## What you should do
The expected output is the data itself, duplicated in full.
____________________
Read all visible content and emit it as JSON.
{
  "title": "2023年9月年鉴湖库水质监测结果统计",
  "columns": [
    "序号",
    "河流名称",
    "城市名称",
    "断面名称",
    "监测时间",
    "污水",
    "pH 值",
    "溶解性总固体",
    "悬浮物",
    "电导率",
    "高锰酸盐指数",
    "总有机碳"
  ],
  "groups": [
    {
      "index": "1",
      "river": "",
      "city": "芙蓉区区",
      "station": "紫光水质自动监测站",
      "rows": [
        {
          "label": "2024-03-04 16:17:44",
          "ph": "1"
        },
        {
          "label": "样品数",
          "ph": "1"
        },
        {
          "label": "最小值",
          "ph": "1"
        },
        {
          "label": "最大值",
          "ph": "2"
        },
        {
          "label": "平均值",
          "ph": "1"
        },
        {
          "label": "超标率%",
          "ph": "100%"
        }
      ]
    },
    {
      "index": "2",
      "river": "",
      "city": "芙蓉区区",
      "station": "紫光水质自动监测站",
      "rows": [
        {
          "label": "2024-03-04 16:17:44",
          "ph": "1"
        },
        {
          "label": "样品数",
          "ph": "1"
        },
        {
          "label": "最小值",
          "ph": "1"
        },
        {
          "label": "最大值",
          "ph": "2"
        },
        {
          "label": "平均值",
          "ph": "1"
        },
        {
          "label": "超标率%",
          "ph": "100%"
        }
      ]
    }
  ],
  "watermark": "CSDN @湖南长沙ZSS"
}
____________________
## Output for this exercise
Read all visible content and emit it as JSON.
{
  "title": "2023年9月年鉴湖库水质监测结果统计",
  "columns": [
    "序号",
    "河流名称",
    "城市名称",
    "断面名称",
    "监测时间",
    "污水",
    "pH 值",
    "溶解性总固体",
    "悬浮物",
    "电导率",
    "高锰酸盐指数",
    "总有机碳"
  ],
  "groups": [
    {
      "index": "1",
      "river": "",
      "city": "芙蓉区区",
      "station": "紫光水质自动监测站",
      "rows": [
        {
          "label": "2024-03-04 16:17:44",
          "ph": "1"
        },
        {
          "label": "样品数",
          "ph": "1"
        },
        {
          "label": "最小值",
          "ph": "1"
        },
        {
          "label": "最大值",
          "ph": "2"
        },
        {
          "label": "平均值",
          "ph": "1"
        },
        {
          "label": "超标率%",
          "ph": "100%"
        }
      ]
    },
    {
      "index": "2",
      "river": "",
      "city": "芙蓉区区",
      "station": "紫光水质自动监测站",
      "rows": [
        {
          "label": "2024-03-04 16:17:44",
          "ph": "1"
        },
        {
          "label": "样品数",
          "ph": "1"
        },
        {
          "label": "最小值",
          "ph": "1"
        },
        {
          "label": "最大值",
          "ph": "2"
        },
        {
          "label": "平均值",
          "ph": "1"
        },
        {
          "label": "超标率%",
          "ph": "100%"
        }
      ]
    }
  ],
  "watermark": "CSDN @湖南长沙ZSS"
}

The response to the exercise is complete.